A recent study found that 70 percent of headwater streams in Baltimore have been buried by development. Roy Weitzell is trying to prevent the same thing from happening elsewhere.
Working with advisor Dr. Andrew Elmore in the Appalachian Laboratory, he is developing methods to model stream burial using remote sensing and geographic information systems (a computer program that allows him to map and analyze data) to see how habitats are connected in headwater streams.
“I’m looking at how much habitat is being destroyed and how it affects the ability of the bugs and fish that live in the water to move around and complete their life history,” said Weitzell. “Bugs have to fly from one stream to another to colonize a new habitat or mate. If those streams are farther away, they might not make it. Fish can’t move through burial areas, so they can’t find refuge or migrate to spawn.”
Since each of the counties in the Potomac River watershed is in control of its own development, Weitzell has been modeling the distribution of stream burial to see how the amounts have changed over time and the policies that impact decisionmaking. The goal is to use this data to help decision makers guide development away from remaining habitat or implement ways to minimize its impact.
Importance of contingent behavior in juvenile striped bass
Childhood can have a major impact on any individual, and it turns out to be the same for fish.
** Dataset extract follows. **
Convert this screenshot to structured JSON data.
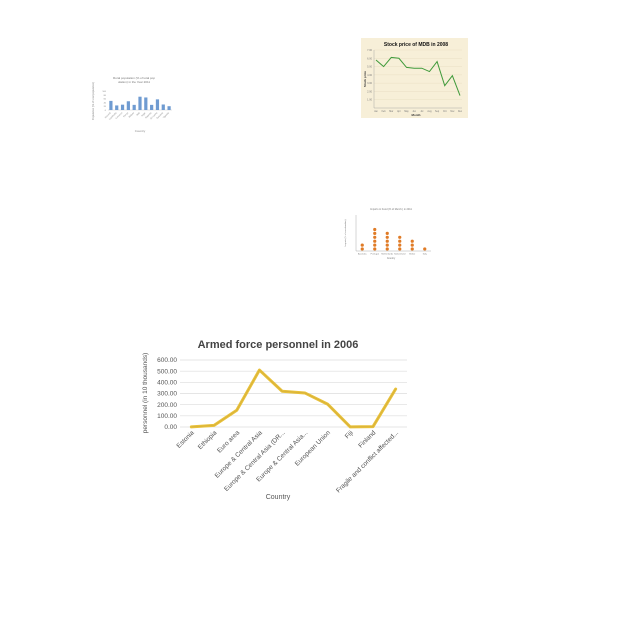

A movement of just 50 kilometers in the months following hatching can have a lifetime of consequences for striped bass.
Chris Conroy has been working with faculty advisor Dr. David Secor in the Chesapeake Biological Laboratory to identify patterns of juvenile migration within natal estuaries using otolith chemistry, or analyzing the growth rings on their earbones.
“We know that juveniles use a range of habitats within these estuaries,” said Conroy. “We’re now trying to determine when these young fish move between these habitats and what spurs them to move.”
When individuals are classified by movement patterns, the resulting groups are called contingents. Differences in growth may lead to the formation of these contingents, and their movements may lead to differences in growth, condition, and even survival. Better understanding of the complex spatial structure of juvenile populations may lead to improved management for the species as a whole.
Bacteria associated with marine sponges
The giant barrel sponge is so large that a scuba diver can fit inside, but man is not its only visitor. Diverse groups of bacteria live there. Naomi Montalvo has been characterizing the bacterial communities that live on two different species of ancient sponges living on different sides of the world to understand the relationship between the microorganisms and their host.
“Marine sponges are the most prolific sources of new pharmaceutical compounds,” said Montalvo. “Sometimes they are produced by sponges or by microganisms living on the sponge. The more we understand about sponges and their communities, the more compounds we can discover. Every time we lose a species of sponge, we lose all of their bacteria and pharmaceutical and ecological potential.”
Working with her advisor Dr. Russell Hill at the Institute of Marine and Environmental Technology, she has been looking at bacteria that can only be found in these sponges to understand the symbiotic relationships, such as whether the bacteria offers a chemical defense against predators and overgrowth, as the first step to unlocking its medical potential.
How maternal characteristics in striped bass affect their reproductive process and success
In species like cod, older and larger females produce stronger, larger offspring who may bear a better chance of survival in the ocean. Adam Peer is working with his advisor Dr. Thomas Miller at the Chesapeake Biological Laboratory to see if the same holds true for striped bass.
“Most fishermen have either a commercial or recreational interest in catching the biggest fish in the population,” said Peer. “We wanted to see if larger females are contributing more offspring, and if so, what kind of impact could this have on the future success of the population.”
After tracking offspring from egg to juvenile in the Patuxent River, his preliminary results show that large females may not necessarily yield more juvenile survivors. Now he’s trying to figure out if this is true on a larger scale—and if so, why.